> _Given data_
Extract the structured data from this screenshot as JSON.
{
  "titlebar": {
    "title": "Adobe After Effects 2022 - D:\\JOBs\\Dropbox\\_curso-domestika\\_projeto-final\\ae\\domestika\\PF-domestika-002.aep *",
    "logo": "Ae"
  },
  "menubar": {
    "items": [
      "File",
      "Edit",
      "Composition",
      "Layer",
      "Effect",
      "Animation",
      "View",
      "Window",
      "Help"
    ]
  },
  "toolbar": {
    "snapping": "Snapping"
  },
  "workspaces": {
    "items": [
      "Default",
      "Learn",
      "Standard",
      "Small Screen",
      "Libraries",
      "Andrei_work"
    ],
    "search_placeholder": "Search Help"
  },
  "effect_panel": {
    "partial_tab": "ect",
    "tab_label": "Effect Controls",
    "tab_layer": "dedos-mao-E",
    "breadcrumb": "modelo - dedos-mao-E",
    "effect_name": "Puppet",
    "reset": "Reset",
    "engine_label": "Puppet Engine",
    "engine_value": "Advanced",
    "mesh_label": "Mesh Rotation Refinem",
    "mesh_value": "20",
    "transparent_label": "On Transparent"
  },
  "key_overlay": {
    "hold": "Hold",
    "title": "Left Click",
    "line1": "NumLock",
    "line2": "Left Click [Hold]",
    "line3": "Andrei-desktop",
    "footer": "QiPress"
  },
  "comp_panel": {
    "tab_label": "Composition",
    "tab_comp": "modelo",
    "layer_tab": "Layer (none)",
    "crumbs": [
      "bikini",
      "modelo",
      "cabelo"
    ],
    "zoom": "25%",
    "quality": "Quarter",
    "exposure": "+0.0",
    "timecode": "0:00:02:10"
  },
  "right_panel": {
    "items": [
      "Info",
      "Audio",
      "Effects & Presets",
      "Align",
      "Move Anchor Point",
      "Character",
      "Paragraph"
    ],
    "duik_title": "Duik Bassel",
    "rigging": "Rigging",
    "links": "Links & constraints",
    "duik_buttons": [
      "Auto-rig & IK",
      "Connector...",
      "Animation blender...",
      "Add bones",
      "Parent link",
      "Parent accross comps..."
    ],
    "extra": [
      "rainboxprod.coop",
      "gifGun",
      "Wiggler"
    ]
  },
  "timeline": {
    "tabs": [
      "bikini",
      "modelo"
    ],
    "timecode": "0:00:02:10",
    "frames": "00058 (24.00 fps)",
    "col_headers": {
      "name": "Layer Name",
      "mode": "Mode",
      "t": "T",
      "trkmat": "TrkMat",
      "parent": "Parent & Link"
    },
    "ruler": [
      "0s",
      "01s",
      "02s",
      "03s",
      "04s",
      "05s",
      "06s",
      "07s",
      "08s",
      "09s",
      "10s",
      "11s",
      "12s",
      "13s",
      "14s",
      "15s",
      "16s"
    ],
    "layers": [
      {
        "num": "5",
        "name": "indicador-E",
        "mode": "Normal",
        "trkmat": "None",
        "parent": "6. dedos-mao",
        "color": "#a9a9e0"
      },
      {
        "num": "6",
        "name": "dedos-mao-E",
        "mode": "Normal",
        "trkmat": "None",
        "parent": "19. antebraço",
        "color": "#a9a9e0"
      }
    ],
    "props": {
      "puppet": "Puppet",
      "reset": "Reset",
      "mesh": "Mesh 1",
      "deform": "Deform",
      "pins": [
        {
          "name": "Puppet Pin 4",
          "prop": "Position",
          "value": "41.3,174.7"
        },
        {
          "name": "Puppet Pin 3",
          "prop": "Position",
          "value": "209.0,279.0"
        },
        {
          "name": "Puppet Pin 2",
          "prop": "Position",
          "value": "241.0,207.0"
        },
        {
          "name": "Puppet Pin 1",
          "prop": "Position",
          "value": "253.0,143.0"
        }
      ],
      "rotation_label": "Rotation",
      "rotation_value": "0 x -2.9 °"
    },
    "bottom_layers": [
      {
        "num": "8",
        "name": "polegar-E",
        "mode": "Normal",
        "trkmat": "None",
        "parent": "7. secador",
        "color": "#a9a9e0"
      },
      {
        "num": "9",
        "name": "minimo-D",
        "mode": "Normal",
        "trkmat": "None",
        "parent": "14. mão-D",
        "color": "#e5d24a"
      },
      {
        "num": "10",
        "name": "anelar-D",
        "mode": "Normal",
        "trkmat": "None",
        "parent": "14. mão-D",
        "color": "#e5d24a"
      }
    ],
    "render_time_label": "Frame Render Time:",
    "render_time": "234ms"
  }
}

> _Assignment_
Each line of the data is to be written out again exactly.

> _Reply to the exercise_
Extract the structured data from this screenshot as JSON.
{
  "titlebar": {
    "title": "Adobe After Effects 2022 - D:\\JOBs\\Dropbox\\_curso-domestika\\_projeto-final\\ae\\domestika\\PF-domestika-002.aep *",
    "logo": "Ae"
  },
  "menubar": {
    "items": [
      "File",
      "Edit",
      "Composition",
      "Layer",
      "Effect",
      "Animation",
      "View",
      "Window",
      "Help"
    ]
  },
  "toolbar": {
    "snapping": "Snapping"
  },
  "workspaces": {
    "items": [
      "Default",
      "Learn",
      "Standard",
      "Small Screen",
      "Libraries",
      "Andrei_work"
    ],
    "search_placeholder": "Search Help"
  },
  "effect_panel": {
    "partial_tab": "ect",
    "tab_label": "Effect Controls",
    "tab_layer": "dedos-mao-E",
    "breadcrumb": "modelo - dedos-mao-E",
    "effect_name": "Puppet",
    "reset": "Reset",
    "engine_label": "Puppet Engine",
    "engine_value": "Advanced",
    "mesh_label": "Mesh Rotation Refinem",
    "mesh_value": "20",
    "transparent_label": "On Transparent"
  },
  "key_overlay": {
    "hold": "Hold",
    "title": "Left Click",
    "line1": "NumLock",
    "line2": "Left Click [Hold]",
    "line3": "Andrei-desktop",
    "footer": "QiPress"
  },
  "comp_panel": {
    "tab_label": "Composition",
    "tab_comp": "modelo",
    "layer_tab": "Layer (none)",
    "crumbs": [
      "bikini",
      "modelo",
      "cabelo"
    ],
    "zoom": "25%",
    "quality": "Quarter",
    "exposure": "+0.0",
    "timecode": "0:00:02:10"
  },
  "right_panel": {
    "items": [
      "Info",
      "Audio",
      "Effects & Presets",
      "Align",
      "Move Anchor Point",
      "Character",
      "Paragraph"
    ],
    "duik_title": "Duik Bassel",
    "rigging": "Rigging",
    "links": "Links & constraints",
    "duik_buttons": [
      "Auto-rig & IK",
      "Connector...",
      "Animation blender...",
      "Add bones",
      "Parent link",
      "Parent accross comps..."
    ],
    "extra": [
      "rainboxprod.coop",
      "gifGun",
      "Wiggler"
    ]
  },
  "timeline": {
    "tabs": [
      "bikini",
      "modelo"
    ],
    "timecode": "0:00:02:10",
    "frames": "00058 (24.00 fps)",
    "col_headers": {
      "name": "Layer Name",
      "mode": "Mode",
      "t": "T",
      "trkmat": "TrkMat",
      "parent": "Parent & Link"
    },
    "ruler": [
      "0s",
      "01s",
      "02s",
      "03s",
      "04s",
      "05s",
      "06s",
      "07s",
      "08s",
      "09s",
      "10s",
      "11s",
      "12s",
      "13s",
      "14s",
      "15s",
      "16s"
    ],
    "layers": [
      {
        "num": "5",
        "name": "indicador-E",
        "mode": "Normal",
        "trkmat": "None",
        "parent": "6. dedos-mao",
        "color": "#a9a9e0"
      },
      {
        "num": "6",
        "name": "dedos-mao-E",
        "mode": "Normal",
        "trkmat": "None",
        "parent": "19. antebraço",
        "color": "#a9a9e0"
      }
    ],
    "props": {
      "puppet": "Puppet",
      "reset": "Reset",
      "mesh": "Mesh 1",
      "deform": "Deform",
      "pins": [
        {
          "name": "Puppet Pin 4",
          "prop": "Position",
          "value": "41.3,174.7"
        },
        {
          "name": "Puppet Pin 3",
          "prop": "Position",
          "value": "209.0,279.0"
        },
        {
          "name": "Puppet Pin 2",
          "prop": "Position",
          "value": "241.0,207.0"
        },
        {
          "name": "Puppet Pin 1",
          "prop": "Position",
          "value": "253.0,143.0"
        }
      ],
      "rotation_label": "Rotation",
      "rotation_value": "0 x -2.9 °"
    },
    "bottom_layers": [
      {
        "num": "8",
        "name": "polegar-E",
        "mode": "Normal",
        "trkmat": "None",
        "parent": "7. secador",
        "color": "#a9a9e0"
      },
      {
        "num": "9",
        "name": "minimo-D",
        "mode": "Normal",
        "trkmat": "None",
        "parent": "14. mão-D",
        "color": "#e5d24a"
      },
      {
        "num": "10",
        "name": "anelar-D",
        "mode": "Normal",
        "trkmat": "None",
        "parent": "14. mão-D",
        "color": "#e5d24a"
      }
    ],
    "render_time_label": "Frame Render Time:",
    "render_time": "234ms"
  }
}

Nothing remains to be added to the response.